Hilariously charming, Awkwafina’s infectious personality is promoting diversification with a positive attitude. With success as a rapper, actress and comedian, her next role in the anticipated Ocean’s 8 is bound to make her a household name. Fortunately, for Awkwafina, women on-screen isn’t enough. “If we’re going to be telling stories about women, with female leads, why can’t we have a female director?” she tells Teen Vogue at the Young Hollywood shoot while discussing the Time’s Up initiative. “There are female directors; these people exist. So you can’t say limited availability.”
Beyond advocating feminism, Awkwafina is fighting against asian stereotypes. Conscious of avoiding roles that are plagued with racist cliches, she has turned down roles that she doesn’t feel proud to play. “Turning down roles, I think, is a thing of privilege, in the same way as speaking up against violence that you’ve experienced in the industry,” she says. “A lot of people who don’t speak up on it, or waited, it’s because they have too much to lose.”

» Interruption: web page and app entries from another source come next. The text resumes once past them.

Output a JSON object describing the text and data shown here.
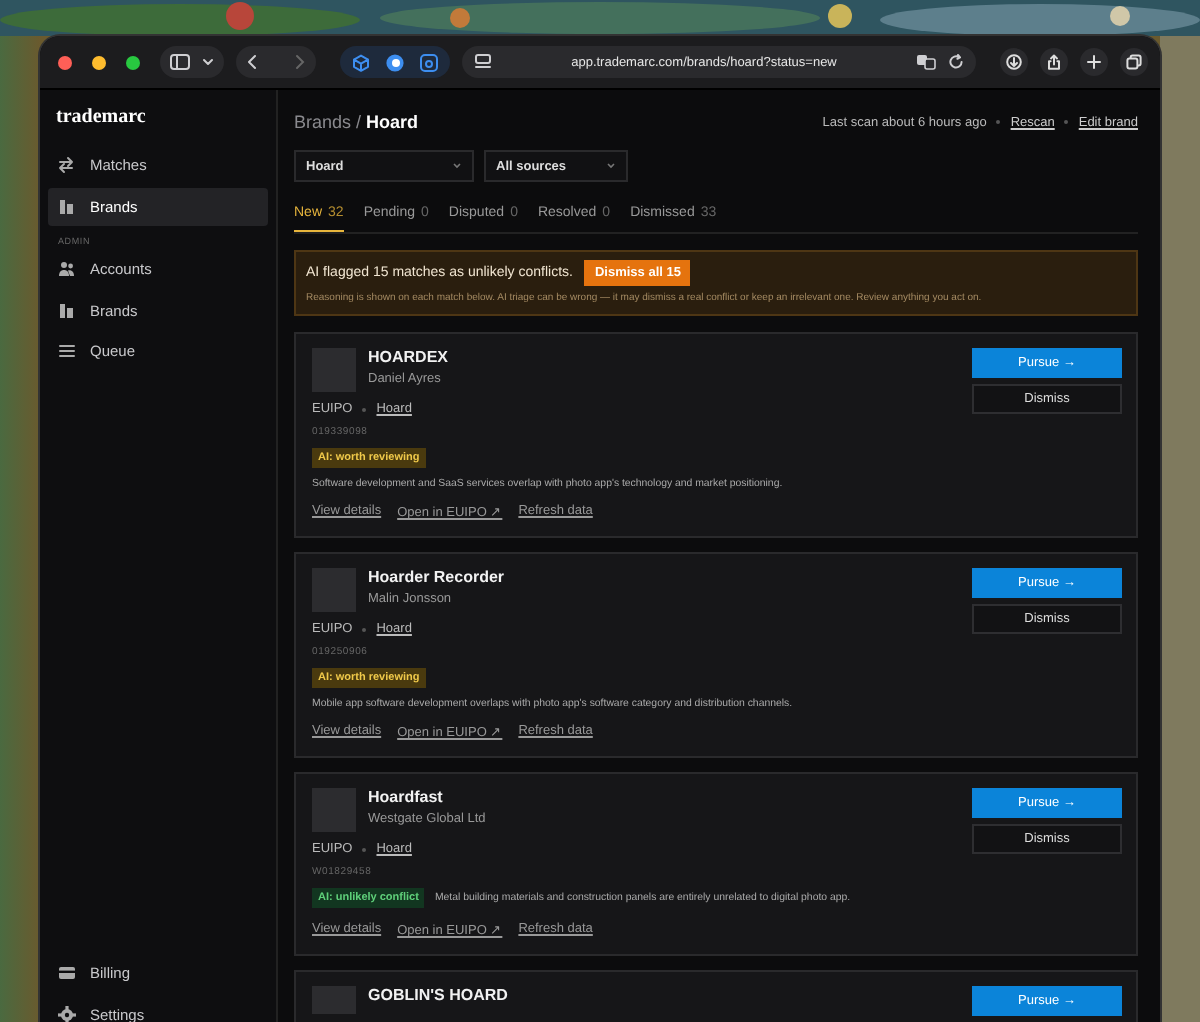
{
  "browser": {
    "url": "app.trademarc.com/brands/hoard?status=new"
  },
  "sidebar": {
    "logo": "trademarc",
    "items": [
      {
        "label": "Matches",
        "selected": false
      },
      {
        "label": "Brands",
        "selected": true
      }
    ],
    "section": "ADMIN",
    "admin_items": [
      {
        "label": "Accounts",
        "selected": false
      },
      {
        "label": "Brands",
        "selected": false
      },
      {
        "label": "Queue",
        "selected": false
      }
    ],
    "footer_items": [
      {
        "label": "Billing",
        "selected": false
      },
      {
        "label": "Settings",
        "selected": false
      }
    ]
  },
  "header": {
    "breadcrumb": {
      "parent": "Brands",
      "separator": "/",
      "current": "Hoard"
    },
    "last_scan": "Last scan about 6 hours ago",
    "links": [
      "Rescan",
      "Edit brand"
    ]
  },
  "filters": [
    {
      "value": "Hoard"
    },
    {
      "value": "All sources"
    }
  ],
  "tabs": [
    {
      "label": "New",
      "count": "32",
      "selected": true
    },
    {
      "label": "Pending",
      "count": "0",
      "selected": false
    },
    {
      "label": "Disputed",
      "count": "0",
      "selected": false
    },
    {
      "label": "Resolved",
      "count": "0",
      "selected": false
    },
    {
      "label": "Dismissed",
      "count": "33",
      "selected": false
    }
  ],
  "banner": {
    "message": "AI flagged 15 matches as unlikely conflicts.",
    "button": "Dismiss all 15",
    "note": "Reasoning is shown on each match below. AI triage can be wrong — it may dismiss a real conflict or keep an irrelevant one. Review anything you act on."
  },
  "cards": [
    {
      "title": "HOARDEX",
      "owner": "Daniel Ayres",
      "office": "EUIPO",
      "brand": "Hoard",
      "number": "019339098",
      "badge": {
        "kind": "review",
        "label": "AI: worth reviewing"
      },
      "reason": "Software development and SaaS services overlap with photo app's technology and market positioning.",
      "reason_inline": false,
      "links": [
        "View details",
        "Open in EUIPO ↗",
        "Refresh data"
      ],
      "pursue": "Pursue →",
      "dismiss": "Dismiss"
    },
    {
      "title": "Hoarder Recorder",
      "owner": "Malin Jonsson",
      "office": "EUIPO",
      "brand": "Hoard",
      "number": "019250906",
      "badge": {
        "kind": "review",
        "label": "AI: worth reviewing"
      },
      "reason": "Mobile app software development overlaps with photo app's software category and distribution channels.",
      "reason_inline": false,
      "links": [
        "View details",
        "Open in EUIPO ↗",
        "Refresh data"
      ],
      "pursue": "Pursue →",
      "dismiss": "Dismiss"
    },
    {
      "title": "Hoardfast",
      "owner": "Westgate Global Ltd",
      "office": "EUIPO",
      "brand": "Hoard",
      "number": "W01829458",
      "badge": {
        "kind": "unlikely",
        "label": "AI: unlikely conflict"
      },
      "reason": "Metal building materials and construction panels are entirely unrelated to digital photo app.",
      "reason_inline": true,
      "links": [
        "View details",
        "Open in EUIPO ↗",
        "Refresh data"
      ],
      "pursue": "Pursue →",
      "dismiss": "Dismiss"
    },
    {
      "title": "GOBLIN'S HOARD",
      "pursue": "Pursue →"
    }
  ]
}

Saying no to sexism and racism in an industry that is so volatile is brave, and Awkwafina is proving that it pays to stick by what you believe in, not just for yourself, but for others too.
At the tender age of 14, Storm Reid is an awe-inspiring example of how girls of all ages are aware of the prejudices against them and have the power to fight against them. Her words in Teen Vogue are mature far beyond her years and even Oprah has been moved to tears, proclaiming that Storm will become “for this generation what Judy Garland‘s Dorothy in The Wizard of Oz was for previous generations.”
A hero both on and off-screen, in her next role Storm plays Meg Murry, a young girl who embarks on a fantastical quest through space and time to save her missing father in the upcoming film adaptation of A Wrinkle in Time. Representation is everything” and allows people to be able to see themselves succeed”. With a voice like this at only 14, we can only wonder what Storm will be teaching us in 10 years time.
The Young Hollywood cover is a victory for equality and diversity. Women involved are an inspiration to all and the covers are sensitive and beautiful in a way that is rare for teen magazines. Years from now the ‘Our Time is Now’ film will one day be a haunting reminder of how society placed young girls in a position where they had no choice but to advocate for their own safety and fair representation. As Sasha, Letitia, Ellie, Margaret, Laura, Awkwafina, Bria and Storm stare into the camera and calmly shatter vases and blow away feathers, we will be reminded of the bravery of the young and how they were the ones to transform our society into one that does not prioritise one human being over another.